## EXERCISE PROMPT
Each line of the listing that contains "data" should be found and copied.
* * *
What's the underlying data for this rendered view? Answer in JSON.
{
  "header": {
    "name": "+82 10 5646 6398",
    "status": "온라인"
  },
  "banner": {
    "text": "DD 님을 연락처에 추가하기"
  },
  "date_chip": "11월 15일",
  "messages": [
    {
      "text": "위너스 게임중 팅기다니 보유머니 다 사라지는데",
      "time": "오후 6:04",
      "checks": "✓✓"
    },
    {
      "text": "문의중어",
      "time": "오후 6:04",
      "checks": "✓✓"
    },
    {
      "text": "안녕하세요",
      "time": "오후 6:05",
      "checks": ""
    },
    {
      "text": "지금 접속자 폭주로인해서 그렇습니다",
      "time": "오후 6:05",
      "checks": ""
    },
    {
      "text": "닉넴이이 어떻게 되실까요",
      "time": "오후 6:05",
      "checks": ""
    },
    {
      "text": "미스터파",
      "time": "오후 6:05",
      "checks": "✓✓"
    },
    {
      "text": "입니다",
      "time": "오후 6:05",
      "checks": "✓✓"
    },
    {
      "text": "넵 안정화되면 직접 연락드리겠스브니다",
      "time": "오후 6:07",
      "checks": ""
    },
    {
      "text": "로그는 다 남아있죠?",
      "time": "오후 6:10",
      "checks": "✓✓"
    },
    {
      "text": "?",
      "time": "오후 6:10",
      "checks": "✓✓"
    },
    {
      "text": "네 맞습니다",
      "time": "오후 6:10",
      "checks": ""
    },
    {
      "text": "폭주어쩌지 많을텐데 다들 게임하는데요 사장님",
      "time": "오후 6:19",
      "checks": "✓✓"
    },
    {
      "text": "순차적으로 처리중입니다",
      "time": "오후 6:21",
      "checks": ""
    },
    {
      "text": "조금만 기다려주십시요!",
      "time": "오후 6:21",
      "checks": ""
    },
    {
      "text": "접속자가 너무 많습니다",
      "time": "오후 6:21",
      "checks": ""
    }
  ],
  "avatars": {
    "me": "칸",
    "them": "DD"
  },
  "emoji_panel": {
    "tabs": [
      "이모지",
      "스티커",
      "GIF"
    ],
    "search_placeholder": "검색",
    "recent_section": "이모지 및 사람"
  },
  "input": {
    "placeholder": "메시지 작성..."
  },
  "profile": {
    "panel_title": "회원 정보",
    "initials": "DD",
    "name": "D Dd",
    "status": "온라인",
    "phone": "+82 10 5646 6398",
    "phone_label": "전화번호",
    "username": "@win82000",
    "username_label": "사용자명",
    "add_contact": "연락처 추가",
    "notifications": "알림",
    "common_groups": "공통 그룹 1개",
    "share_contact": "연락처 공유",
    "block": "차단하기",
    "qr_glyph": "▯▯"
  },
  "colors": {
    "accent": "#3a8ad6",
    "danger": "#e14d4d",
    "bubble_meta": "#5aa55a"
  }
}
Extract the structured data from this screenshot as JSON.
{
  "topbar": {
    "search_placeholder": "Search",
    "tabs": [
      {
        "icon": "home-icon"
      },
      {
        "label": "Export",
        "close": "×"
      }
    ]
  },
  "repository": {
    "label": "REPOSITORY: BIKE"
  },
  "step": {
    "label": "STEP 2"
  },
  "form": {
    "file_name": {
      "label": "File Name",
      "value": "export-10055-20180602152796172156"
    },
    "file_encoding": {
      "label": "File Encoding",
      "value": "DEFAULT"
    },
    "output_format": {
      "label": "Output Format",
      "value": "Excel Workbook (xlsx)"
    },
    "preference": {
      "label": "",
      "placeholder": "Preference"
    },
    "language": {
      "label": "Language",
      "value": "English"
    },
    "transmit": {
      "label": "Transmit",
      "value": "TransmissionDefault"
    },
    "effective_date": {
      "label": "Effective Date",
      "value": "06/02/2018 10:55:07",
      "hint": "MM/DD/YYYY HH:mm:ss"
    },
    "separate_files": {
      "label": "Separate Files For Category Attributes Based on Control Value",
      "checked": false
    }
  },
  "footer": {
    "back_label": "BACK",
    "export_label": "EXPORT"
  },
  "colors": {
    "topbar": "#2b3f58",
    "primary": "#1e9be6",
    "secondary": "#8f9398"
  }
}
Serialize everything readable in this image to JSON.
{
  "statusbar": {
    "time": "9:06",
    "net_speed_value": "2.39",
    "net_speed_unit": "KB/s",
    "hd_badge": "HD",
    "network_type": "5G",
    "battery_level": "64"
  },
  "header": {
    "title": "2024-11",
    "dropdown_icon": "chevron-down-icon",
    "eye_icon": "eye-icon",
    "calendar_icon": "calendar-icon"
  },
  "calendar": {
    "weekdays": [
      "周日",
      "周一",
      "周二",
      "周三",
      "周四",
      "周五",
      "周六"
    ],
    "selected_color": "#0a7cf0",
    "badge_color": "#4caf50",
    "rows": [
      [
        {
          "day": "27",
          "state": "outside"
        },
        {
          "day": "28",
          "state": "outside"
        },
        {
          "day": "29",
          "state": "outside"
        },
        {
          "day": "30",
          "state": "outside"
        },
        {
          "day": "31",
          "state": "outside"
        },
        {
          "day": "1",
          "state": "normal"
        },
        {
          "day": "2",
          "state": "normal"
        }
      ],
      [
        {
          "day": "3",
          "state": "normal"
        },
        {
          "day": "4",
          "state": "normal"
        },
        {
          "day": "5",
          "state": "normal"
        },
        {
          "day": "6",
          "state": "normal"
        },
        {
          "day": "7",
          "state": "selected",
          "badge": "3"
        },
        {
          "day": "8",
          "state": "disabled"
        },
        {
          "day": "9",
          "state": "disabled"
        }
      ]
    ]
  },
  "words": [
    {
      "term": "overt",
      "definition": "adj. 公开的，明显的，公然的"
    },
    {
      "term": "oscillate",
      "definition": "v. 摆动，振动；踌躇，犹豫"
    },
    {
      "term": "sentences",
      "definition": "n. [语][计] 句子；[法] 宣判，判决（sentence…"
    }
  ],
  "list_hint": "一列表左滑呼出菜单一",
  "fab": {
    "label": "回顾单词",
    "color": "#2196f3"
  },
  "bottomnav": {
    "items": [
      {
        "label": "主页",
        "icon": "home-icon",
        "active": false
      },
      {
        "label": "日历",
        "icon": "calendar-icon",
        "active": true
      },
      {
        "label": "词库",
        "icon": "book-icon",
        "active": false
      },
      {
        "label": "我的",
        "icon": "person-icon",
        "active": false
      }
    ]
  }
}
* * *
## ANSWER BOX
What's the underlying data for this rendered view? Answer in JSON.
Extract the structured data from this screenshot as JSON.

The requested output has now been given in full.